I hadn’t so much as heard of Johnnie To prior to Drug War and that might as well be enough proof for me to submit any credibility I have up to this point. As one of China’s most celebrated directors, the man has made well over 30 films spanning from the early 80s. Watching Drug War, I was caught off guard by the sheer proficiency of his style. Here’s a guy with the guttural instincts of someone like Sam Peckinpah yet the visual acuity of David Fincher. It all tied together for the best action film of the year The big lingering question now is: do I start from the beginning or the end of To’s filmography? This might take a while.
(Director, At Berkeley)
Like the aforementioned Jem Cohen, Frederick Wiseman’s output rarely receives theatrical distribution.
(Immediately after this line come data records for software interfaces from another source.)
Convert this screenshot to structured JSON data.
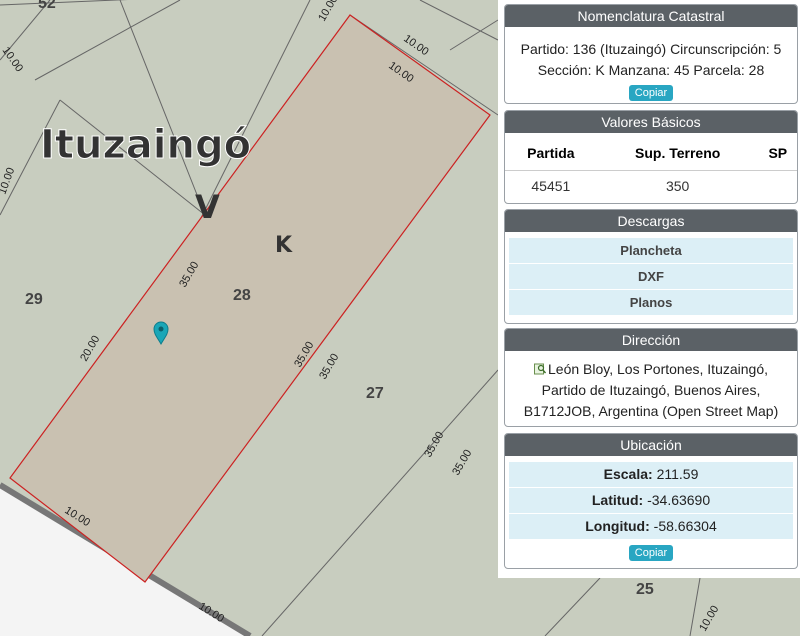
{
  "map": {
    "locality_label": "Ituzaingó",
    "circ_label": "V",
    "section_label": "K",
    "lots": {
      "l52": "52",
      "l29": "29",
      "l28": "28",
      "l27": "27",
      "l25": "25"
    },
    "dims": {
      "d1": "10.00",
      "d2": "10.00",
      "d3": "10.00",
      "d4": "35.00",
      "d5": "20.00",
      "d6": "35.00",
      "d7": "35.00",
      "d8": "35.00",
      "d9": "10.00",
      "d10": "10.00",
      "d11": "10.00",
      "d12": "10.00",
      "d13": "10.00"
    },
    "marker_color": "#1aa6b7",
    "highlight_color": "#c9c1b1",
    "boundary_color": "#cc2222"
  },
  "panel": {
    "nomenclatura": {
      "title": "Nomenclatura Catastral",
      "line1": "Partido: 136 (Ituzaingó) Circunscripción: 5",
      "line2": "Sección: K Manzana: 45 Parcela: 28",
      "copy_label": "Copiar"
    },
    "valores": {
      "title": "Valores Básicos",
      "headers": [
        "Partida",
        "Sup. Terreno",
        "SP"
      ],
      "row": [
        "45451",
        "350",
        ""
      ]
    },
    "descargas": {
      "title": "Descargas",
      "items": [
        "Plancheta",
        "DXF",
        "Planos"
      ]
    },
    "direccion": {
      "title": "Dirección",
      "line1": "León Bloy, Los Portones, Ituzaingó,",
      "line2": "Partido de Ituzaingó, Buenos Aires,",
      "line3": "B1712JOB, Argentina (Open Street Map)"
    },
    "ubicacion": {
      "title": "Ubicación",
      "escala_label": "Escala:",
      "escala_value": "211.59",
      "latitud_label": "Latitud:",
      "latitud_value": "-34.63690",
      "longitud_label": "Longitud:",
      "longitud_value": "-58.66304",
      "copy_label": "Copiar"
    }
  }
}
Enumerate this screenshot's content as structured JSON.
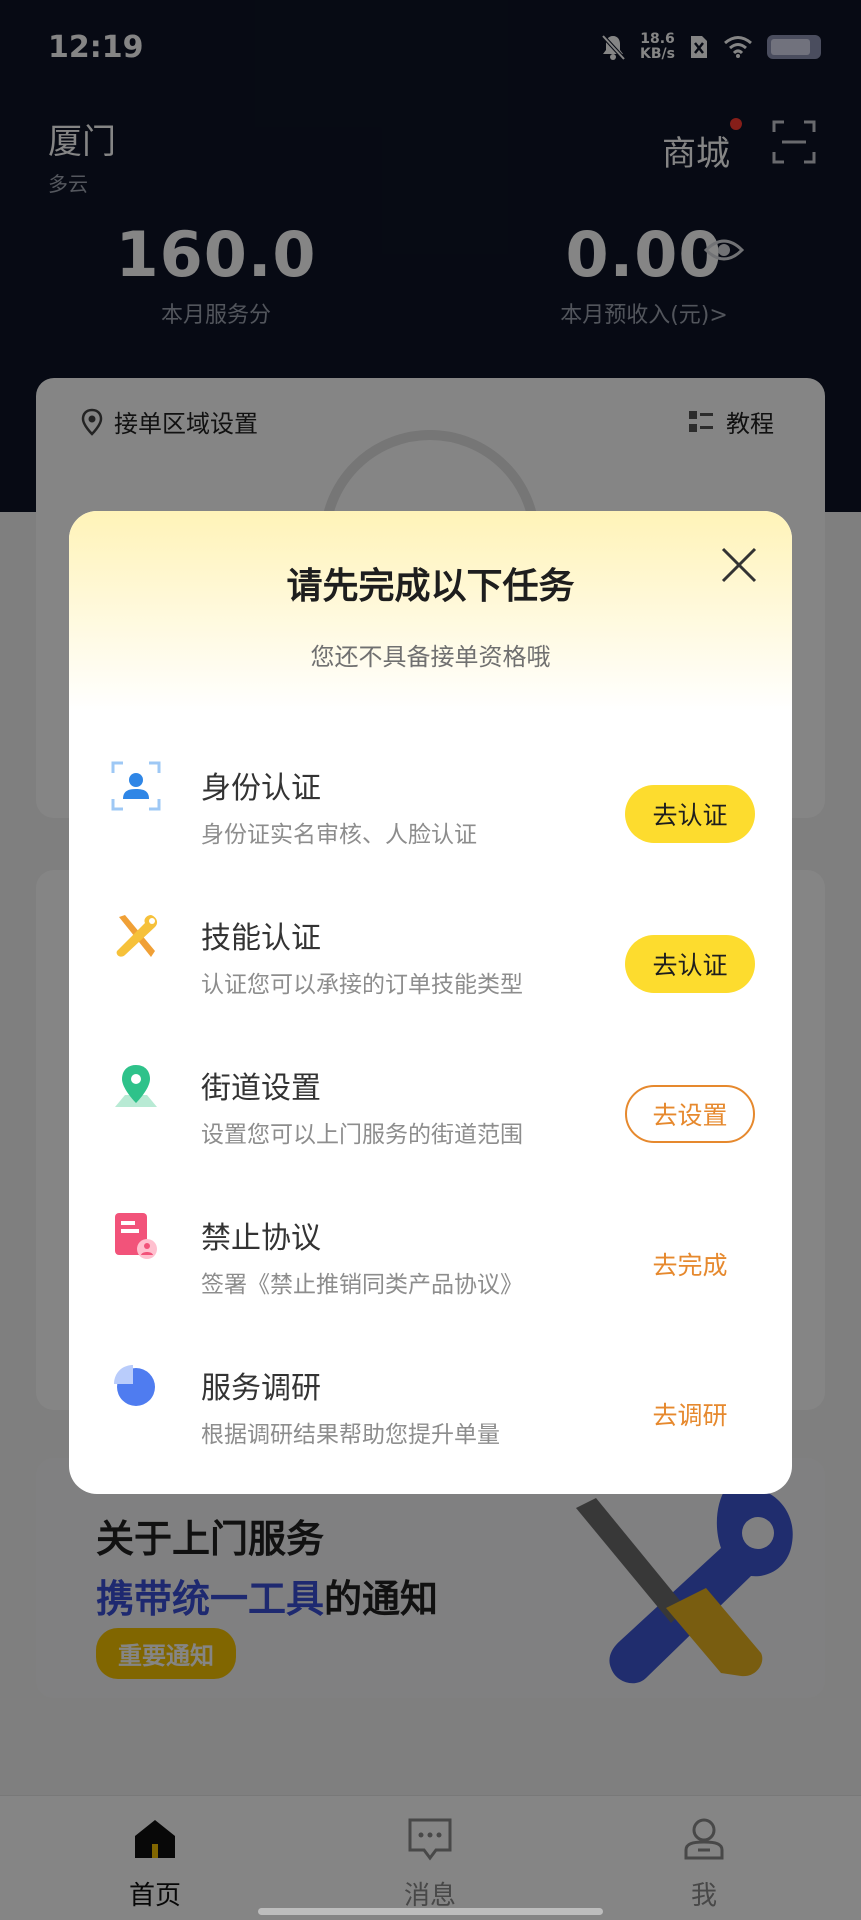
{
  "status_bar": {
    "time": "12:19",
    "net_speed_value": "18.6",
    "net_speed_unit": "KB/s",
    "battery_level": 0.85
  },
  "header": {
    "city": "厦门",
    "weather": "多云",
    "mall_label": "商城",
    "service_score": "160.0",
    "service_score_label": "本月服务分",
    "income": "0.00",
    "income_label": "本月预收入(元)>"
  },
  "area_card": {
    "title": "接单区域设置",
    "tutorial_label": "教程"
  },
  "notice": {
    "line1": "关于上门服务",
    "line2_highlight": "携带统一工具",
    "line2_rest": "的通知",
    "tag": "重要通知"
  },
  "modal": {
    "title": "请先完成以下任务",
    "subtitle": "您还不具备接单资格哦",
    "tasks": [
      {
        "name": "身份认证",
        "desc": "身份证实名审核、人脸认证",
        "action": "去认证",
        "icon": "id-card-icon"
      },
      {
        "name": "技能认证",
        "desc": "认证您可以承接的订单技能类型",
        "action": "去认证",
        "icon": "tools-icon"
      },
      {
        "name": "街道设置",
        "desc": "设置您可以上门服务的街道范围",
        "action": "去设置",
        "icon": "map-pin-icon"
      },
      {
        "name": "禁止协议",
        "desc": "签署《禁止推销同类产品协议》",
        "action": "去完成",
        "icon": "agreement-icon"
      },
      {
        "name": "服务调研",
        "desc": "根据调研结果帮助您提升单量",
        "action": "去调研",
        "icon": "pie-chart-icon"
      }
    ]
  },
  "tab_bar": {
    "home": "首页",
    "messages": "消息",
    "me": "我"
  },
  "colors": {
    "header_bg": "#0e1527",
    "primary_yellow": "#fddc2e",
    "accent_orange": "#e6892e",
    "highlight_blue": "#3a4fd6"
  }
}
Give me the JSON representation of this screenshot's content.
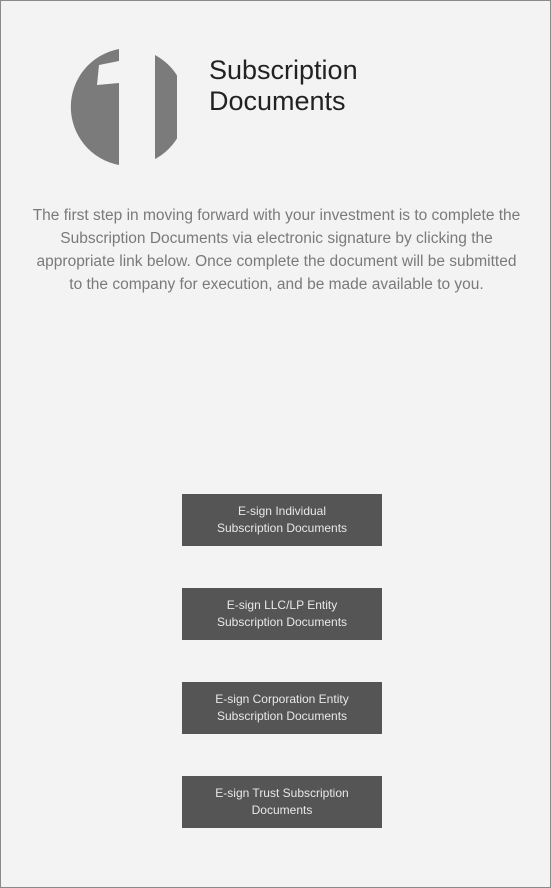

Thankfully screening at this year’s Chicago International Film Festival (and scheduled to screen at the Gene Siskel Film Center at the start of the new year), At Berkeley is the type of documentary that most would come to out of obligation as opposed to desire. Despite its four-hour runtime, the documentary moves at a swift pace as it peers into the lives of students and administration at Berkeley. It’s a perpetually fascinating and voyeuristic capsule of millennial student living. Wiseman is a towering figure in the world of documentary filmmaking though he’s more of a critical presence than a commercial one. The small roll-out release of At Berkeley likely would subvert the trend, but there isn’t a film from 2013 that I’m more eager to revisit.
Editor's Note: The original post included a misspelling of Tallie Medel's name. This has been corrected.